Tuesday, December 20, 2011

The Wonderful Mrs. Jane Bennet Davis

Ciera and I were so happy to be there. Portland was part of our journey north to start our own life. Mama took us in and she was wonderful. The first day I bought groceries and she slipped me some cash, “you should never have to pay for groceries here.”

Over the summer we spent a great deal of time together. I would happily come downstairs and grab a cup of coffee. Then we would read the newspaper together, trading sections as we finished them. Then, after I read the comics and Ciera had woken up, we would dig into the crossword until we were stumped. Mama was much better than Ciera or I. She never gave herself enough credit for her achievements. She could easily fill out 60-75% of a crossword well before Ciera or I even rolled out of bed.

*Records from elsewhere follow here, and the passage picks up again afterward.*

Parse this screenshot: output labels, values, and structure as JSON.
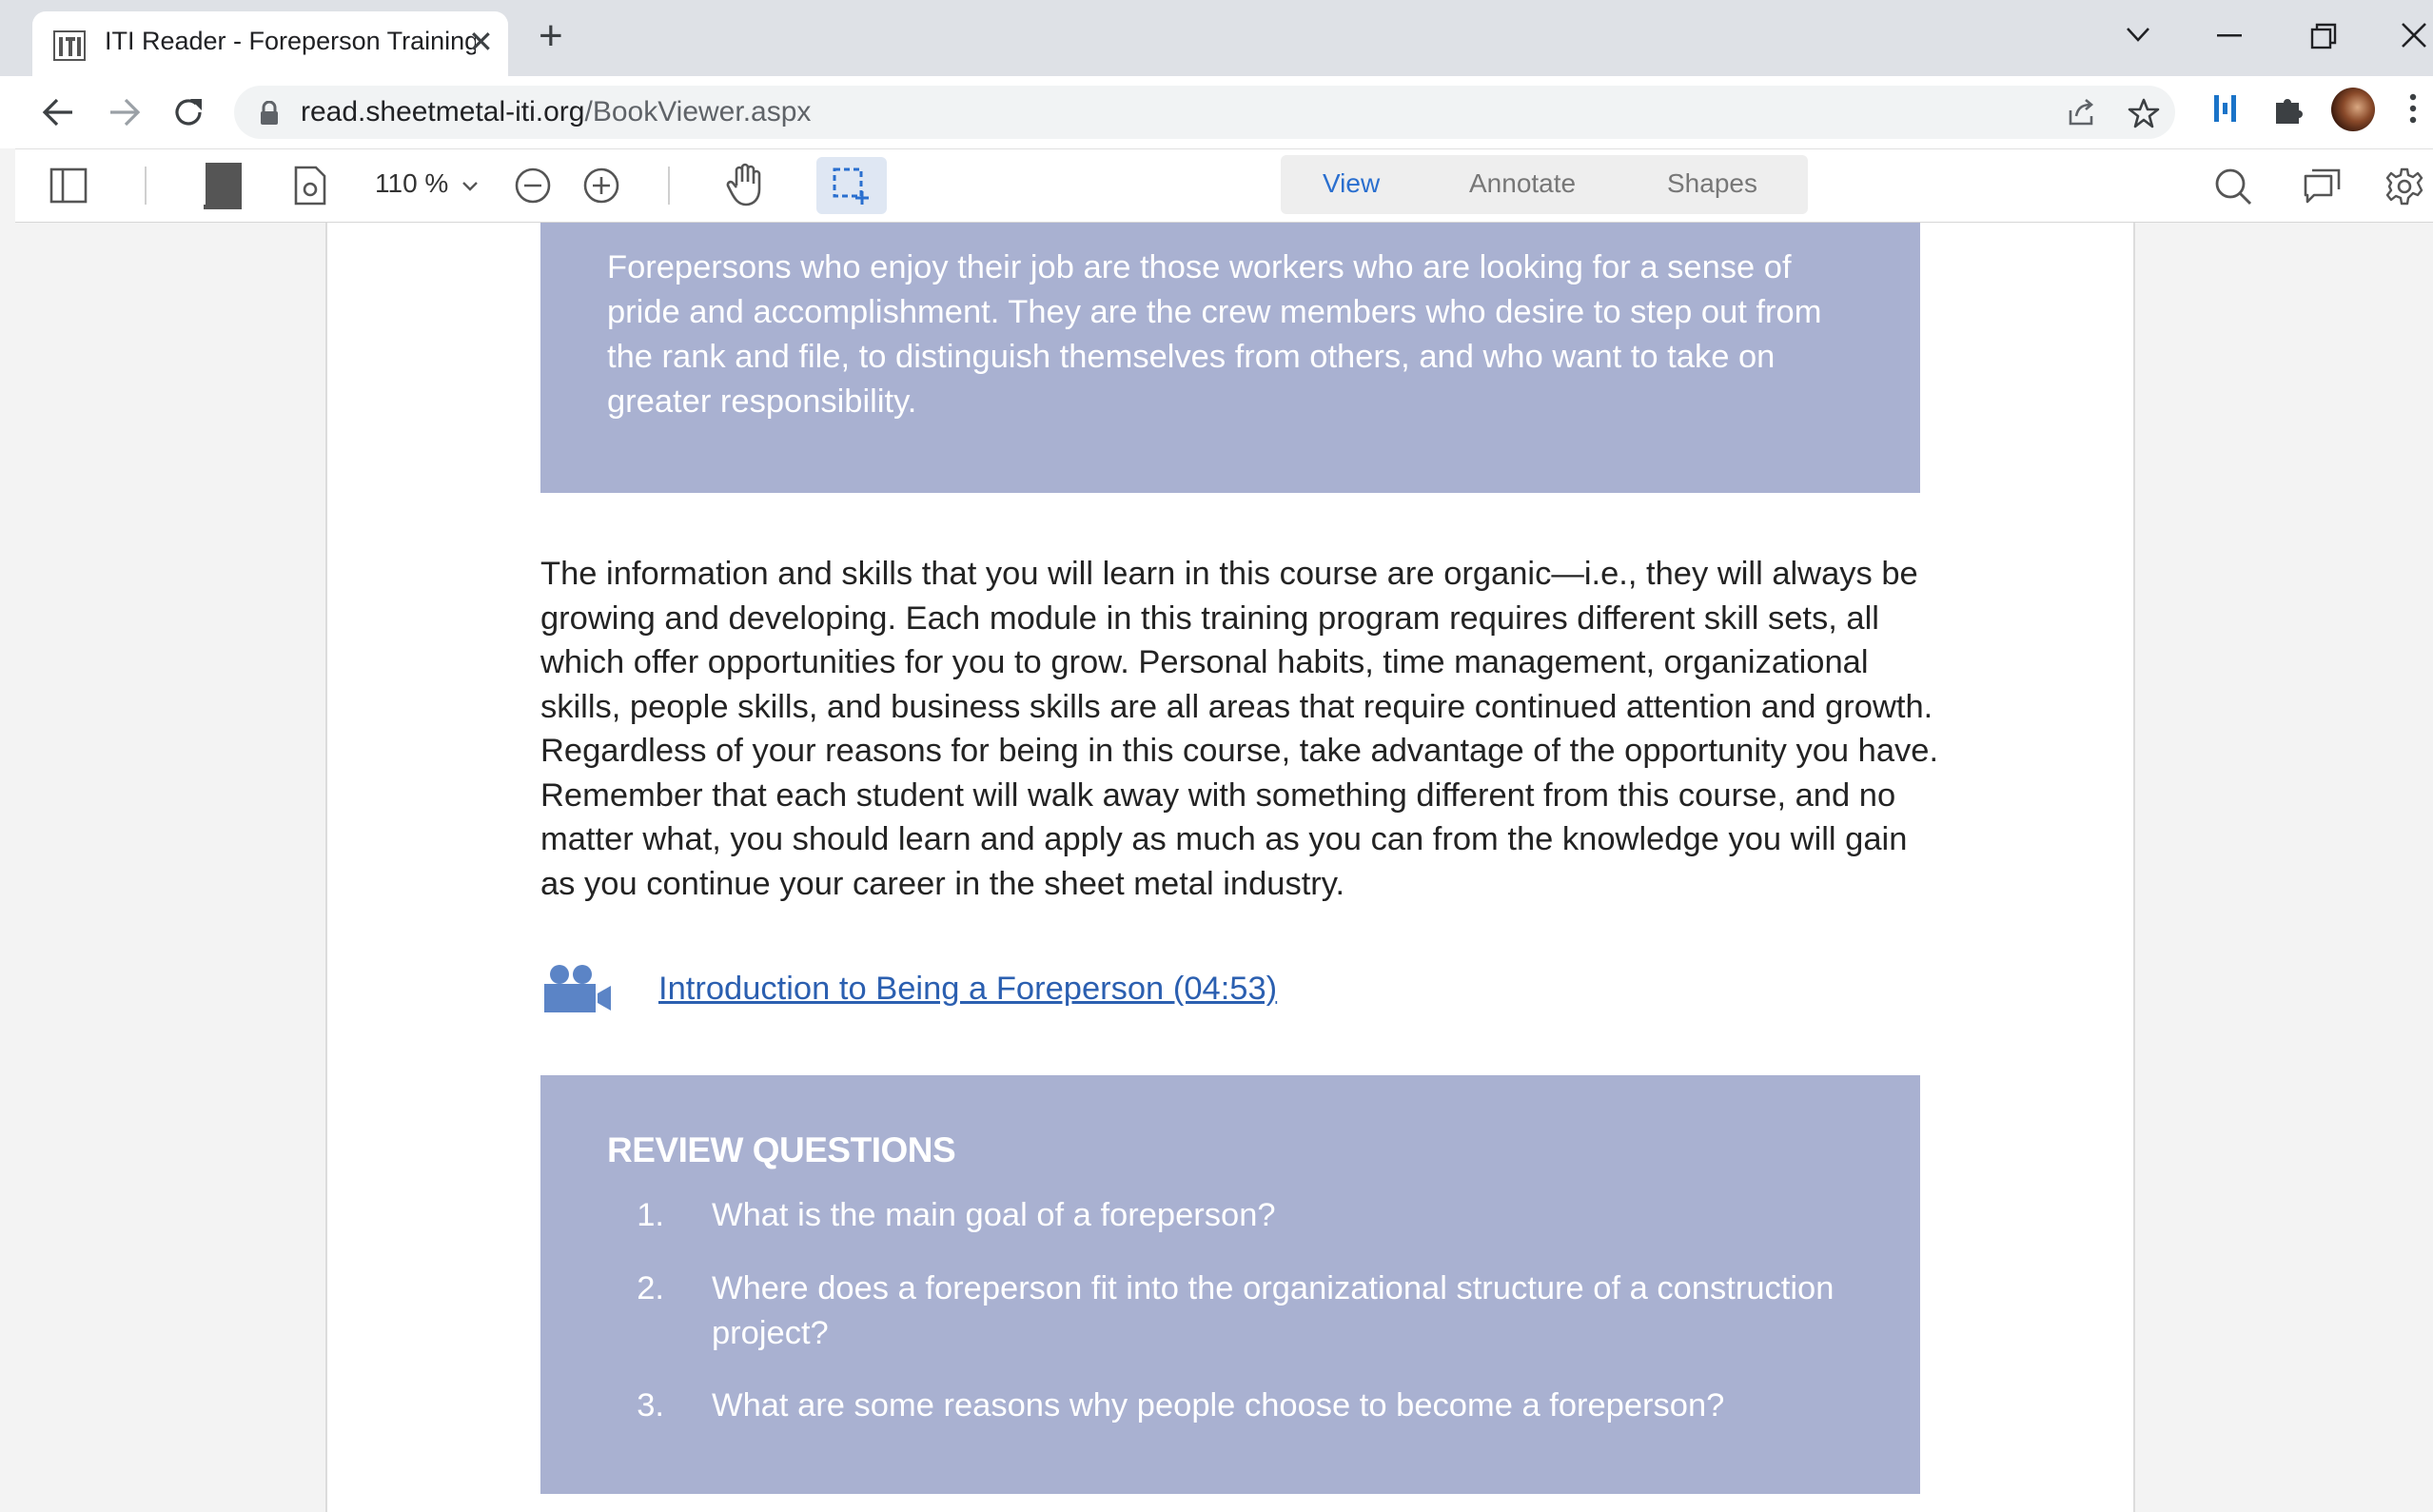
{
  "browser": {
    "tab_title": "ITI Reader - Foreperson Training",
    "tab_close": "✕",
    "new_tab": "+",
    "url_domain": "read.sheetmetal-iti.org",
    "url_path": "/BookViewer.aspx",
    "window_controls": {
      "dropdown": "⌄",
      "minimize": "—",
      "restore": "❐",
      "close": "✕"
    }
  },
  "reader_toolbar": {
    "zoom_level": "110 %",
    "modes": [
      {
        "label": "View",
        "active": true
      },
      {
        "label": "Annotate",
        "active": false
      },
      {
        "label": "Shapes",
        "active": false
      }
    ],
    "accent_color": "#2a6fcf"
  },
  "document": {
    "callout_text": "Forepersons who enjoy their job are those workers who are looking for a sense of pride and accomplishment. They are the crew members who desire to step out from the rank and file, to distinguish themselves from others, and who want to take on greater responsibility.",
    "body_paragraph": "The information and skills that you will learn in this course are organic—i.e., they will always be growing and developing. Each module in this training program requires different skill sets, all which offer opportunities for you to grow. Personal habits, time management, organizational skills, people skills, and business skills are all areas that require continued attention and growth. Regardless of your reasons for being in this course, take advantage of the opportunity you have. Remember that each student will walk away with something different from this course, and no matter what, you should learn and apply as much as you can from the knowledge you will gain as you continue your career in the sheet metal industry.",
    "video_link": "Introduction to Being a Foreperson (04:53)",
    "review": {
      "heading": "REVIEW QUESTIONS",
      "items": [
        {
          "num": "1.",
          "text": "What is the main goal of a foreperson?"
        },
        {
          "num": "2.",
          "text": "Where does a foreperson fit into the organizational structure of a construction project?"
        },
        {
          "num": "3.",
          "text": "What are some reasons why people choose to become a foreperson?"
        }
      ]
    },
    "box_color": "#a9b1d1"
  }
}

The summer was a gray one, but I only remember beautiful days with her. We potted her hanging plant. A beautiful red flowering plant that swayed gently in the breeze. Over the summer one red bloom turned into hundreds.

Mama fed seeds to the squirrels. In the morning they would come by the door and rap on the glass, trying to get in. She would take a handful and lay it in front of the squirrels.

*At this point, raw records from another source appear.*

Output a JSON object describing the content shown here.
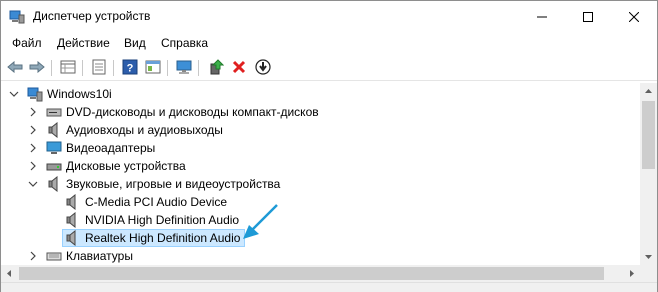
{
  "window": {
    "title": "Диспетчер устройств"
  },
  "menu": {
    "items": [
      "Файл",
      "Действие",
      "Вид",
      "Справка"
    ]
  },
  "toolbar": {
    "buttons": [
      "back-icon",
      "forward-icon",
      "properties-grid-icon",
      "device-list-icon",
      "help-icon",
      "view-icon",
      "monitor-icon",
      "update-driver-icon",
      "uninstall-icon",
      "disable-icon"
    ]
  },
  "tree": {
    "root": "Windows10i",
    "items": [
      {
        "label": "DVD-дисководы и дисководы компакт-дисков",
        "icon": "dvd-icon",
        "expanded": false
      },
      {
        "label": "Аудиовходы и аудиовыходы",
        "icon": "speaker-icon",
        "expanded": false
      },
      {
        "label": "Видеоадаптеры",
        "icon": "display-adapter-icon",
        "expanded": false
      },
      {
        "label": "Дисковые устройства",
        "icon": "disk-drive-icon",
        "expanded": false
      },
      {
        "label": "Звуковые, игровые и видеоустройства",
        "icon": "speaker-icon",
        "expanded": true,
        "children": [
          {
            "label": "C-Media PCI Audio Device",
            "icon": "speaker-icon"
          },
          {
            "label": "NVIDIA High Definition Audio",
            "icon": "speaker-icon"
          },
          {
            "label": "Realtek High Definition Audio",
            "icon": "speaker-icon",
            "selected": true
          }
        ]
      },
      {
        "label": "Клавиатуры",
        "icon": "keyboard-icon",
        "expanded": false
      }
    ]
  },
  "colors": {
    "selection": "#cce8ff",
    "annotation_arrow": "#1e9ad6"
  }
}
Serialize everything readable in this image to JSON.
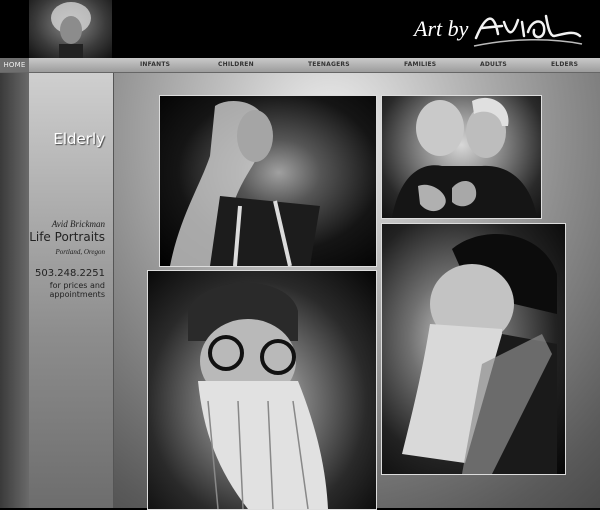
{
  "header": {
    "logo_prefix": "Art by",
    "logo_name": "Avid"
  },
  "nav": {
    "home": "HOME",
    "items": [
      "INFANTS",
      "CHILDREN",
      "TEENAGERS",
      "FAMILIES",
      "ADULTS",
      "ELDERS"
    ]
  },
  "section_title": "Elderly",
  "contact": {
    "name": "Avid Brickman",
    "service": "Life Portraits",
    "city": "Portland, Oregon",
    "phone": "503.248.2251",
    "note_line1": "for prices and",
    "note_line2": "appointments"
  },
  "photos": [
    {
      "name": "portrait-long-haired-man"
    },
    {
      "name": "portrait-elderly-couple"
    },
    {
      "name": "portrait-bearded-man-glasses"
    },
    {
      "name": "portrait-bearded-man-profile"
    }
  ]
}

She and Kerry the cat had a special bond; Mama would scold her or talk to her, knowing exactly what she wanted. I often tried to decipher what Kerry's belligerent pawings at the door or at the chair meant; Mama knew exactly. “We have a special language,” she used to say. I always thought it was funny because they were such close little companions. Kerry would try to get up on the chair with her, one of the few people that cat was ever affectionate with. Kerry would stand guard in the halls at night, or sleep on the bed with her. They matched each other well; both were beautiful and tiny; set in their ways but in a gentle way—one devoid of stubbornness.

One evening I brought a duckling that Ciera had volunteered to take care of home. Mama was excited to see it, “isn't that so adorable!” With her faint southern accent everything that came from her mouth was honey.

We celebrated her 82nd birthday. She dressed up in a pink suit, drank a little too much red wine, and had a wonderful time. We all did. I put on a shirt and tie to really make it a celebration. The family got together every Sunday night for Family Dinner but this was a special occasion.

Seeing her all summer was one of the most important parts of my life. That I had the good fortune to graduate college and be totally aimless for a summer was worth all of the personal uncertainty. As much as Ciera and I were worried about jobs and finding an apartment and a place to live and a place to be, I found in Mama a true and wonderful support.

With her passage, Ciera and I now have a very noticeable hole in our lives. She brought us in in her perfectly magnanimous way; the southern belle gave us so much. I only wish I had been able to give more of it back; that the summer hadn't ended, and that I could have just one more quiet morning with her. The cat sitting by her side, the red blossoms hanging under her white awning over the deck, the sun peeking through the big trees in the backyard, the smell of coffee and bacon, a nearly finished crossword, and Mama sitting there—humming lightly to herself.